Data records:
****************************************

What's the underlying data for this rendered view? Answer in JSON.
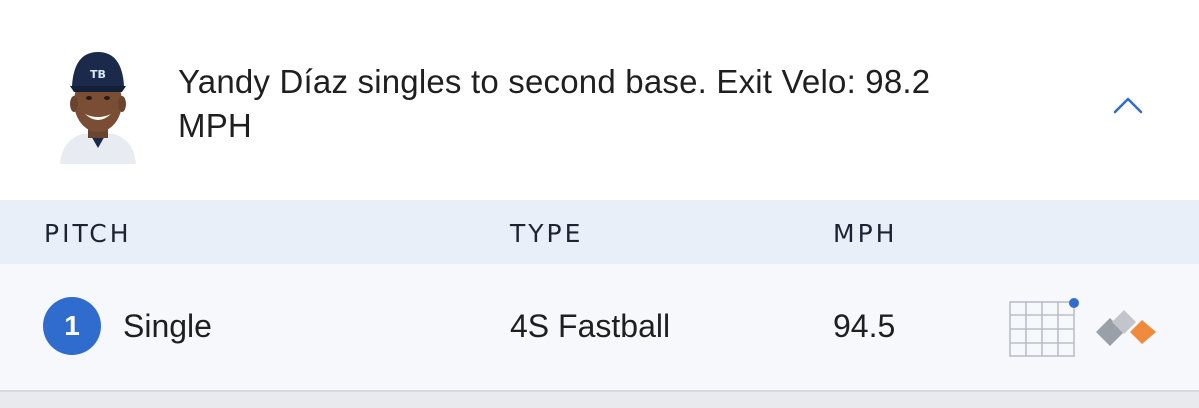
{
  "play": {
    "description_line1": "Yandy Díaz singles to second base. Exit Velo: 98.2",
    "description_line2": "MPH",
    "avatar_icon": "player-headshot",
    "toggle_icon": "chevron-up-icon"
  },
  "table": {
    "headers": {
      "pitch": "PITCH",
      "type": "TYPE",
      "mph": "MPH"
    },
    "rows": [
      {
        "number": "1",
        "result": "Single",
        "type": "4S Fastball",
        "mph": "94.5",
        "zone_icon": "strike-zone-icon",
        "trajectory_icon": "pitch-trajectory-icon"
      }
    ]
  },
  "colors": {
    "accent_blue": "#2f6ccd",
    "header_bg": "#e9eff8",
    "row_bg": "#f6f8fc",
    "trajectory_orange": "#f08a3c"
  }
}
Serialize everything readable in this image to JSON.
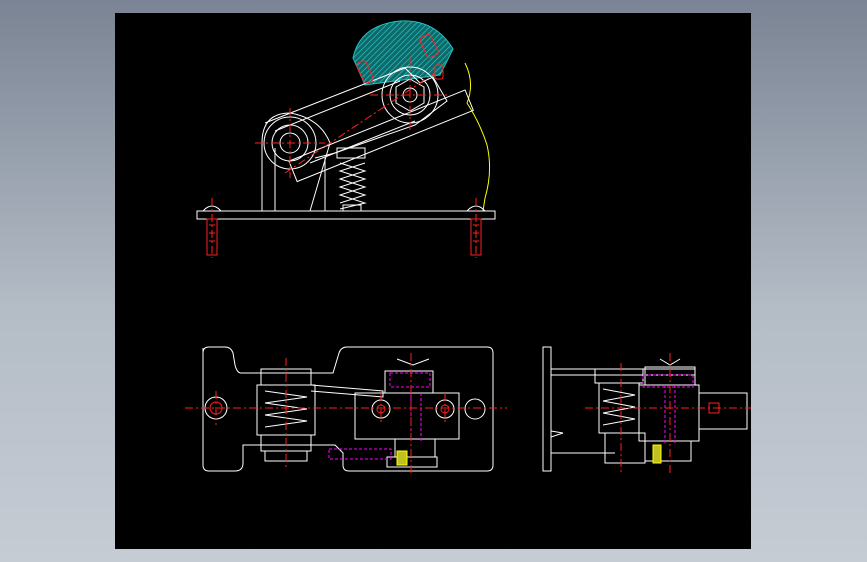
{
  "viewer": {
    "background_colors": [
      "#7a8494",
      "#c6ccd4"
    ],
    "viewport_color": "#000000"
  },
  "drawing": {
    "line_colors": {
      "outline": "#ffffff",
      "centerline": "#ff2020",
      "hidden": "#ff00ff",
      "break_line": "#ffff00",
      "hatch": "#20c0c0",
      "hatch_fill": "#0e6a6a"
    },
    "views": [
      "front-view",
      "top-view",
      "side-view"
    ]
  }
}
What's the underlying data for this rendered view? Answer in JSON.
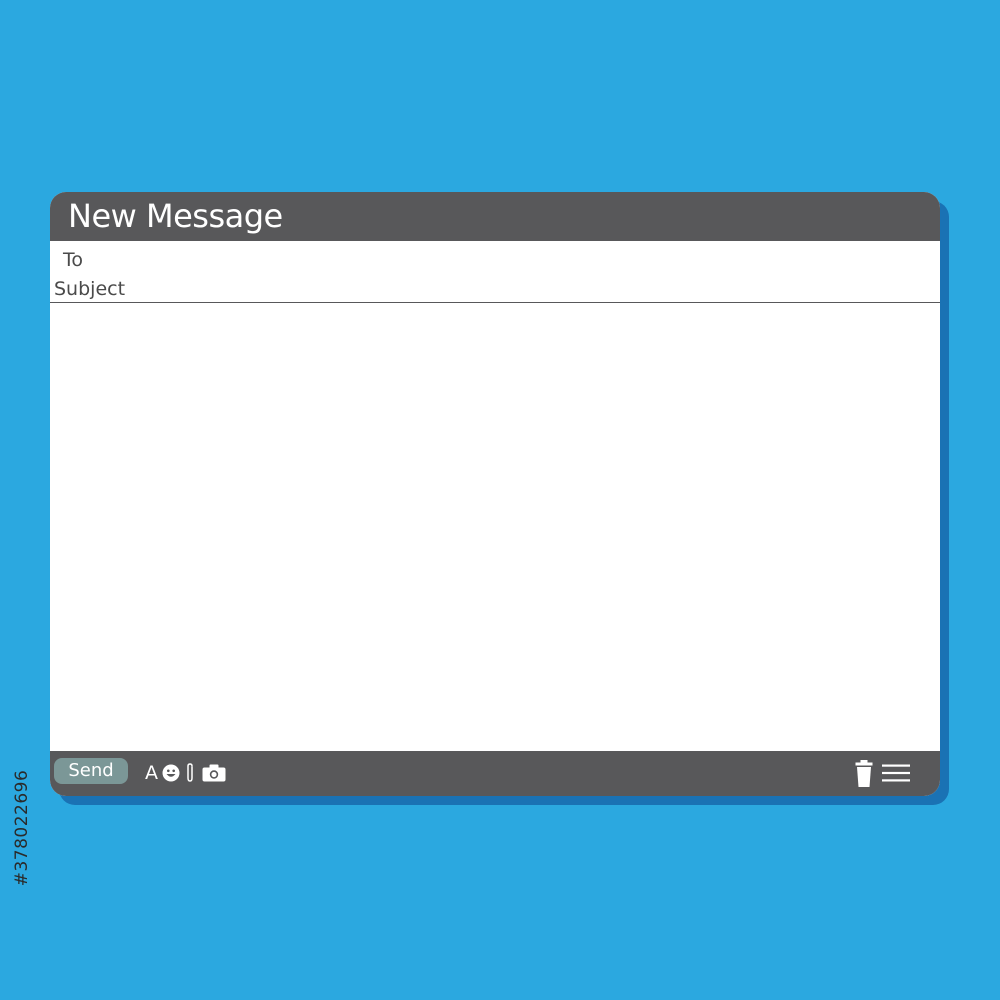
{
  "window": {
    "title": "New Message"
  },
  "fields": {
    "to": {
      "label": "To",
      "value": ""
    },
    "subject": {
      "label": "Subject",
      "value": ""
    }
  },
  "body": {
    "value": ""
  },
  "toolbar": {
    "send_label": "Send",
    "font_label": "A",
    "icons": [
      "emoji-icon",
      "paperclip-icon",
      "camera-icon",
      "trash-icon",
      "menu-icon"
    ]
  },
  "watermark": {
    "id_text": "#378022696"
  },
  "colors": {
    "background": "#2ba8e0",
    "shadow": "#1a72b4",
    "bar": "#58585a",
    "send_button": "#7b9797",
    "panel": "#ffffff"
  }
}
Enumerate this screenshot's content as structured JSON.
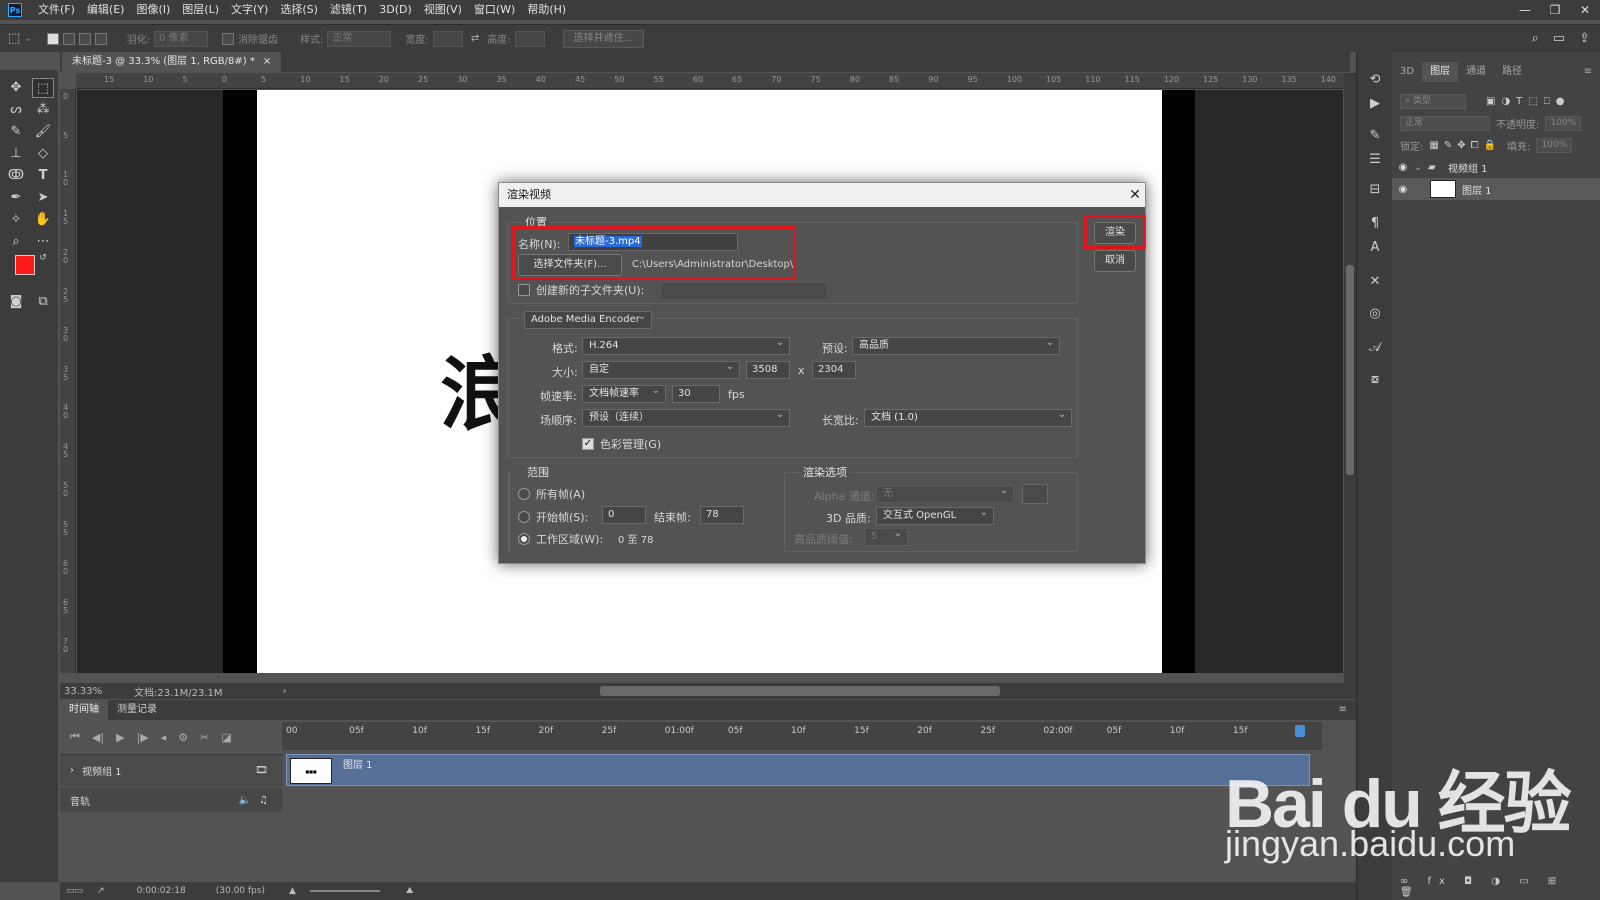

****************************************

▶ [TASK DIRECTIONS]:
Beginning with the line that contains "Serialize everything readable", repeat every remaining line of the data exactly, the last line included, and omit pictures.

▶ [REPLY TO THE TASK]:
Serialize everything readable in this image to JSON.
{
  "viewer": {
    "background_colors": [
      "#7a8494",
      "#c6ccd4"
    ],
    "viewport_color": "#000000"
  },
  "drawing": {
    "line_colors": {
      "outline": "#ffffff",
      "centerline": "#ff2020",
      "hidden": "#ff00ff",
      "break_line": "#ffff00",
      "hatch": "#20c0c0",
      "hatch_fill": "#0e6a6a"
    },
    "views": [
      "front-view",
      "top-view",
      "side-view"
    ]
  }
}
What's the underlying data for this rendered view? Answer in JSON.
{
  "window": {
    "title": "New Message"
  },
  "fields": {
    "to": {
      "label": "To",
      "value": ""
    },
    "subject": {
      "label": "Subject",
      "value": ""
    }
  },
  "body": {
    "value": ""
  },
  "toolbar": {
    "send_label": "Send",
    "font_label": "A",
    "icons": [
      "emoji-icon",
      "paperclip-icon",
      "camera-icon",
      "trash-icon",
      "menu-icon"
    ]
  },
  "watermark": {
    "id_text": "#378022696"
  },
  "colors": {
    "background": "#2ba8e0",
    "shadow": "#1a72b4",
    "bar": "#58585a",
    "send_button": "#7b9797",
    "panel": "#ffffff"
  }
}
Enumerate this screenshot's content as structured JSON.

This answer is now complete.